_Element data from apps and pages:_
"""

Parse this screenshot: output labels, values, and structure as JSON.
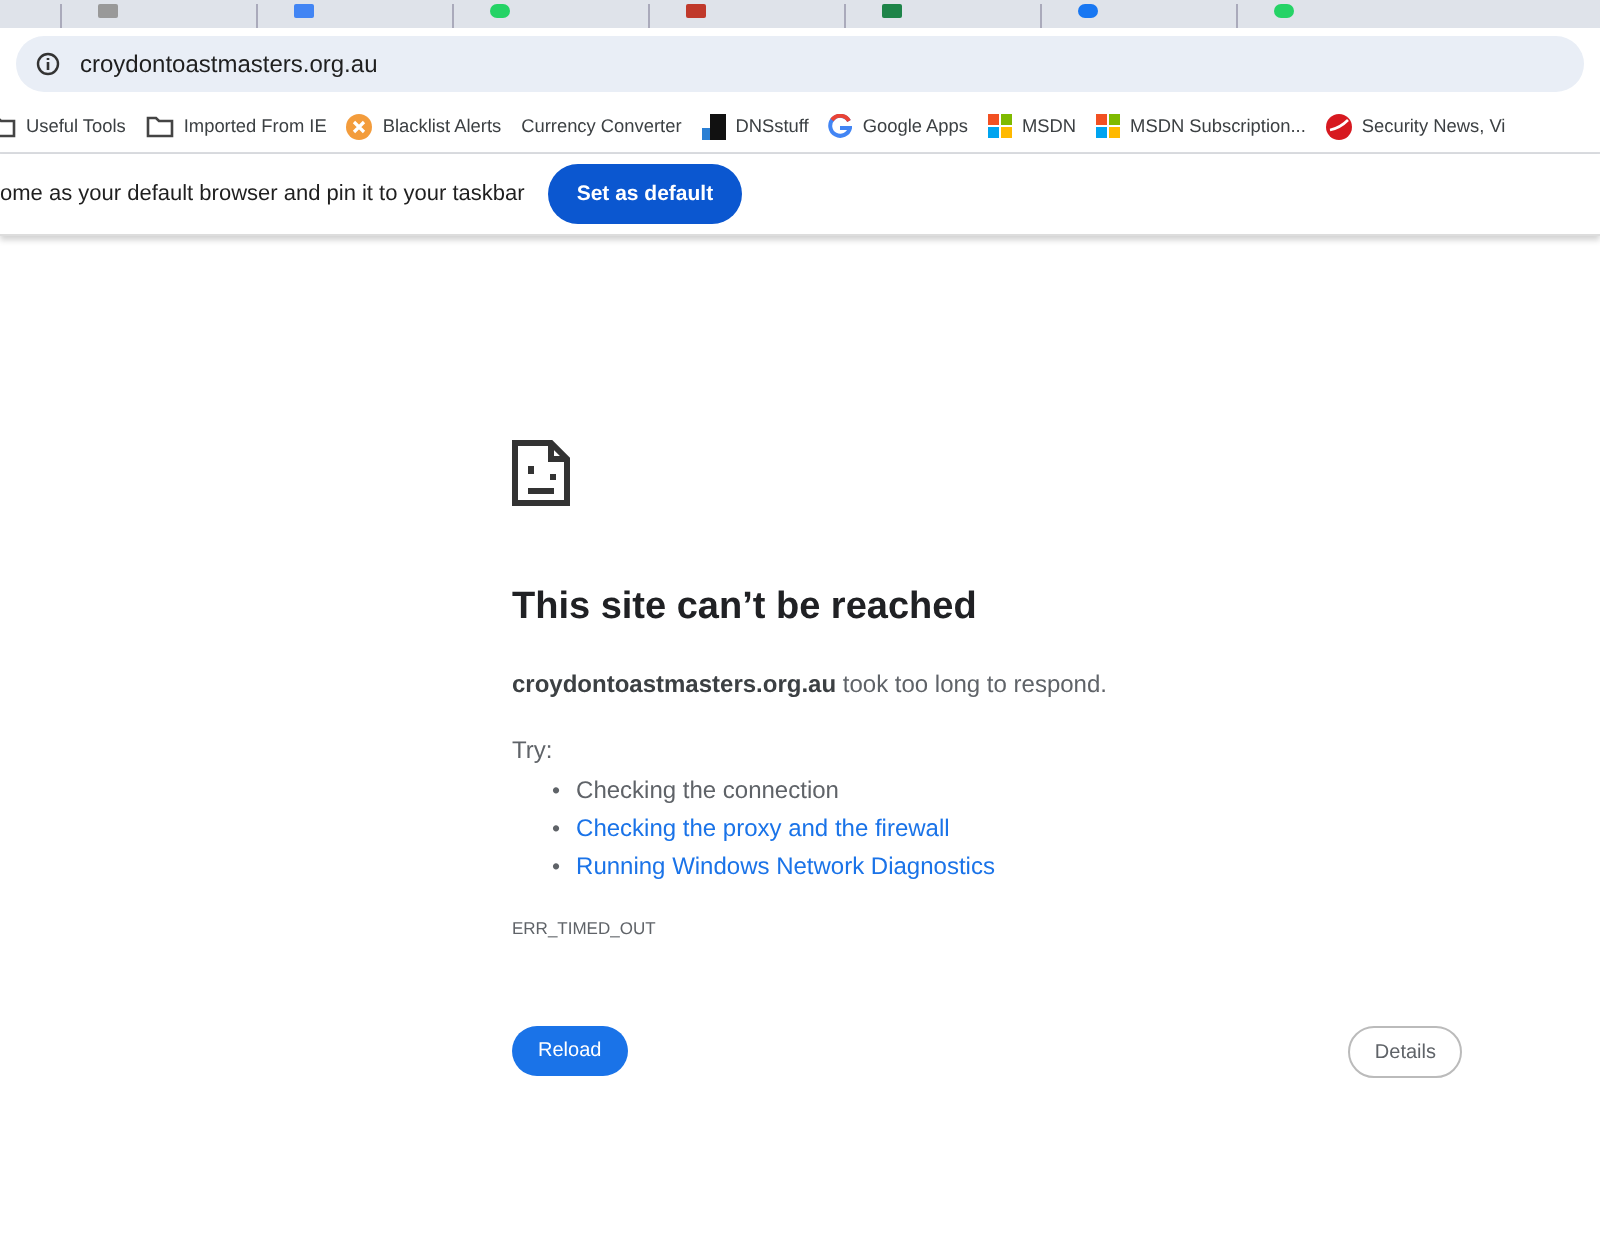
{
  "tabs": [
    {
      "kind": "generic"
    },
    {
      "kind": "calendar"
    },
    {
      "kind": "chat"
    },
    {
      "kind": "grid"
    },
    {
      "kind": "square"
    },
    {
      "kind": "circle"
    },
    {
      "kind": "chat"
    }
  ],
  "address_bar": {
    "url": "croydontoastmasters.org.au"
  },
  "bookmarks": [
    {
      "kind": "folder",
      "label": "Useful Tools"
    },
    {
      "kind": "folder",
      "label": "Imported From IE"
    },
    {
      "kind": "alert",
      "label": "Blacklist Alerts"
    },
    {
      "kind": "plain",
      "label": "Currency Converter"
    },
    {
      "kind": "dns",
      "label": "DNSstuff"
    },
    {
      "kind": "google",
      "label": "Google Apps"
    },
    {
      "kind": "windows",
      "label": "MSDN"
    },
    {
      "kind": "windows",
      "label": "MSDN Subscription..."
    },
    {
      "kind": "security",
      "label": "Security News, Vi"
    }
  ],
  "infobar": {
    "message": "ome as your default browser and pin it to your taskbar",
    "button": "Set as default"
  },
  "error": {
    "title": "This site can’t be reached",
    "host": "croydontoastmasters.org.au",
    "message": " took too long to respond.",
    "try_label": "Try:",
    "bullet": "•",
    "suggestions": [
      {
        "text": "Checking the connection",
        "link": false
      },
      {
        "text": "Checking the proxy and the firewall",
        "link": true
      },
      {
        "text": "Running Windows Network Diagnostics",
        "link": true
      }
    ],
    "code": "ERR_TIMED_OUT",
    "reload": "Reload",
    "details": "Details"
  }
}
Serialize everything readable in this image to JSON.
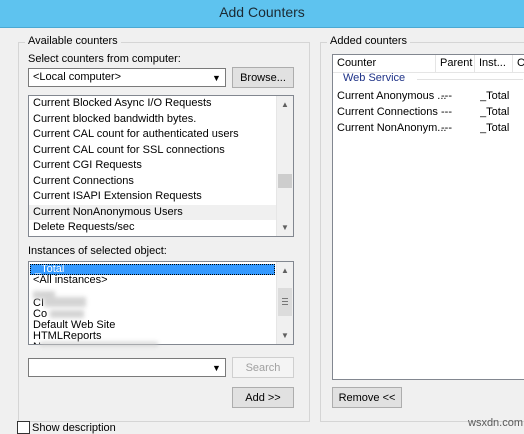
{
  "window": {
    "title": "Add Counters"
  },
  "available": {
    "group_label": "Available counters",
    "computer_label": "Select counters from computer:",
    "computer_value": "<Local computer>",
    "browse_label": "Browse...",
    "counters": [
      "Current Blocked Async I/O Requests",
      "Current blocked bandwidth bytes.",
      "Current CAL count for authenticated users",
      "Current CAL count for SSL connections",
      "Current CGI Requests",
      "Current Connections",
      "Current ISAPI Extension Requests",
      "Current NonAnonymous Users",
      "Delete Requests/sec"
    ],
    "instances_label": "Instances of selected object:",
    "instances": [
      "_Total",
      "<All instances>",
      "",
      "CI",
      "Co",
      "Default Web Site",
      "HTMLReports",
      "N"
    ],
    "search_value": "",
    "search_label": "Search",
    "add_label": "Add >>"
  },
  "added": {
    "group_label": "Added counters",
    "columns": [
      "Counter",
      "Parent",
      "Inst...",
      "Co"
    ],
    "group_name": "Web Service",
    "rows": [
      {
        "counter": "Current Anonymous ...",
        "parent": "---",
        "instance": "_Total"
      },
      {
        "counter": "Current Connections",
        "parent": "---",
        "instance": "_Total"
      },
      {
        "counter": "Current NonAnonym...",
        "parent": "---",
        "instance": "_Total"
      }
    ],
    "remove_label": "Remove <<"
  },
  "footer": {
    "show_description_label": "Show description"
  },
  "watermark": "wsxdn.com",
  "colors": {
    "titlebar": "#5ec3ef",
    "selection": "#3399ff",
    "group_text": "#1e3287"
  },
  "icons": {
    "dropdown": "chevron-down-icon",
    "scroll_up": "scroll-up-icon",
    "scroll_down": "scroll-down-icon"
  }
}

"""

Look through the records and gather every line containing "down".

_Your response:_
    "dropdown": "chevron-down-icon",
    "scroll_down": "scroll-down-icon"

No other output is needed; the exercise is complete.